## [What to do]
Retrieve each line that contains the word "vConocimiento" from the entries below.

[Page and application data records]

──────

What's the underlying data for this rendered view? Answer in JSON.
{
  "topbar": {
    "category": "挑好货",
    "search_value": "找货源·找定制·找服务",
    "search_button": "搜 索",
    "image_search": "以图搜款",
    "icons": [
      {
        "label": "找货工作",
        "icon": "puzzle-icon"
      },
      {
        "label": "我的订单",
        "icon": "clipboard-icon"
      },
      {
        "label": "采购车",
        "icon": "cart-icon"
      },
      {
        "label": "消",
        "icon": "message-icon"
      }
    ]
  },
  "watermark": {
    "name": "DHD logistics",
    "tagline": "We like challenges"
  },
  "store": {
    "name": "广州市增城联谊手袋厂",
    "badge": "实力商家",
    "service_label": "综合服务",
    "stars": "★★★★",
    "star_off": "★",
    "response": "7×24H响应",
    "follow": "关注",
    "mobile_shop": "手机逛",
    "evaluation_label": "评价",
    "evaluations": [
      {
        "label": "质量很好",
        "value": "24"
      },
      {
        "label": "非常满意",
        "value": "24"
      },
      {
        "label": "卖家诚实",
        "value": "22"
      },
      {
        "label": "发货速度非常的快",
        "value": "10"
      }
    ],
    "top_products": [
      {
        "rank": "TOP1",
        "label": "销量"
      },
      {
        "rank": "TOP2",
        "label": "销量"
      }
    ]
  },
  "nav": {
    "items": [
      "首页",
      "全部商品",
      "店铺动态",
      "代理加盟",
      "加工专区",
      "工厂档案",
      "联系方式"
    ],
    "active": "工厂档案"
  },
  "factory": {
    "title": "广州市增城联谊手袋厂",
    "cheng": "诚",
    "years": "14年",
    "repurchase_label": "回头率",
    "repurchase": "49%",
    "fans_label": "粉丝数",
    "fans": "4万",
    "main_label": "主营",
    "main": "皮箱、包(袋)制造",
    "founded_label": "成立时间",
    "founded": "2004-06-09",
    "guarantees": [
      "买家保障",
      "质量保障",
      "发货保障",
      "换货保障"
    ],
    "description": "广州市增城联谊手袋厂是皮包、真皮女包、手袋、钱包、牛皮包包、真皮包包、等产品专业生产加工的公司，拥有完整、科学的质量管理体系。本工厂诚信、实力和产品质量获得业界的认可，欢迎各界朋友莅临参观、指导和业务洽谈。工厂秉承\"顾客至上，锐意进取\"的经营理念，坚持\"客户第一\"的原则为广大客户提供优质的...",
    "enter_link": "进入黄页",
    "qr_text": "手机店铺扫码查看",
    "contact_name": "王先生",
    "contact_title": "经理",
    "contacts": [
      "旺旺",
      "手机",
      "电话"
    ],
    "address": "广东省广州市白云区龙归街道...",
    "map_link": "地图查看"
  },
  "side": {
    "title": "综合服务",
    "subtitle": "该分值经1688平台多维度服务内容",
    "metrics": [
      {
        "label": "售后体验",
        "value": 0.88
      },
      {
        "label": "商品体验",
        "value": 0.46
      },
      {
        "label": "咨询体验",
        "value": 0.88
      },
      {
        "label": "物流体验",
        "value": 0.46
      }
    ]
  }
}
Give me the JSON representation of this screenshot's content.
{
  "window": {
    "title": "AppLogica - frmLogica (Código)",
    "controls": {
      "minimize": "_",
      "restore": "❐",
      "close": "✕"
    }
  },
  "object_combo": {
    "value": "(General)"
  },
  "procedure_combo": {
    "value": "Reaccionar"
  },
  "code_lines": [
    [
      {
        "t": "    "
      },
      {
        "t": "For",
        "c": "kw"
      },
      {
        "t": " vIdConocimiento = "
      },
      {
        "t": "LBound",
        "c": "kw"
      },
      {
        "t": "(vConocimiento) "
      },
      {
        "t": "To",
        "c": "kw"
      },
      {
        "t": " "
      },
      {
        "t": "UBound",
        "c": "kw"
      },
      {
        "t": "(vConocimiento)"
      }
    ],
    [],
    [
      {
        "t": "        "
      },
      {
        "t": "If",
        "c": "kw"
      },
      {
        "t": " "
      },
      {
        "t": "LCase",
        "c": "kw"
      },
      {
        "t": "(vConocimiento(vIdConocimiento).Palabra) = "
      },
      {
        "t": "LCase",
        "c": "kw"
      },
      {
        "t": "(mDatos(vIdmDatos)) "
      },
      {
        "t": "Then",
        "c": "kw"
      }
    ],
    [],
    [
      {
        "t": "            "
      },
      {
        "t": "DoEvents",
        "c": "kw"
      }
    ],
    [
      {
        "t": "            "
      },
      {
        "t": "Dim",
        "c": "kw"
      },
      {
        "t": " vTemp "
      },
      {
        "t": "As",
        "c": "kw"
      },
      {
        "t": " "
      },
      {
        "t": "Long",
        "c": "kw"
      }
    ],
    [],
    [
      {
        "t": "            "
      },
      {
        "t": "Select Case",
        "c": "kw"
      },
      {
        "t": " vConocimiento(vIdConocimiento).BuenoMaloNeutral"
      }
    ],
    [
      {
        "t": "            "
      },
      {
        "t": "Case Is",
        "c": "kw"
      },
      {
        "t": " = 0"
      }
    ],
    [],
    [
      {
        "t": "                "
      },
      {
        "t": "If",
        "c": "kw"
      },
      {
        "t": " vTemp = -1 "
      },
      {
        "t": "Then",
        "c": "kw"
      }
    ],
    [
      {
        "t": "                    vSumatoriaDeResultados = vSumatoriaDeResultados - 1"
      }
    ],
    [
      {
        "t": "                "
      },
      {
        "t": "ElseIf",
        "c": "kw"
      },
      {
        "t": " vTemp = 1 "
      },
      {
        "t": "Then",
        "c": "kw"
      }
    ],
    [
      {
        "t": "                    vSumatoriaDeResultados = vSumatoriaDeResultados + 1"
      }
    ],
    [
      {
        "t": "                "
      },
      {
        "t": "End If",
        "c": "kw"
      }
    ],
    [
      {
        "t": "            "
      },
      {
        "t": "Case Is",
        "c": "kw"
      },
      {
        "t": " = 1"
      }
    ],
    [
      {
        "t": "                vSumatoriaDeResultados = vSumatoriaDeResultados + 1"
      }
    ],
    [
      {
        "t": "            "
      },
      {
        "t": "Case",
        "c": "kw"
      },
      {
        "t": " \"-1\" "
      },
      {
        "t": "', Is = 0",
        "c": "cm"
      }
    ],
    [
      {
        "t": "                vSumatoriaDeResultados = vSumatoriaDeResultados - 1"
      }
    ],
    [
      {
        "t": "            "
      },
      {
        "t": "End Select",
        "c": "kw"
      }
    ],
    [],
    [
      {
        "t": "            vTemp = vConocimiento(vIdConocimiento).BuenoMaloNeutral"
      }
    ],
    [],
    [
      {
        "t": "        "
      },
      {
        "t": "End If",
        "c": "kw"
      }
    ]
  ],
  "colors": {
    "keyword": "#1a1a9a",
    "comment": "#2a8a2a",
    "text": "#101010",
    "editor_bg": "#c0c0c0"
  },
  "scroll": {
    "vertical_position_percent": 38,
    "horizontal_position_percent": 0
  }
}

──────

## [Task answer]
        "t": "(vConocimiento) "
        "t": "(vConocimiento)"
        "t": "(vConocimiento(vIdConocimiento).Palabra) = "
        "t": " vConocimiento(vIdConocimiento).BuenoMaloNeutral"
        "t": "            vTemp = vConocimiento(vIdConocimiento).BuenoMaloNeutral"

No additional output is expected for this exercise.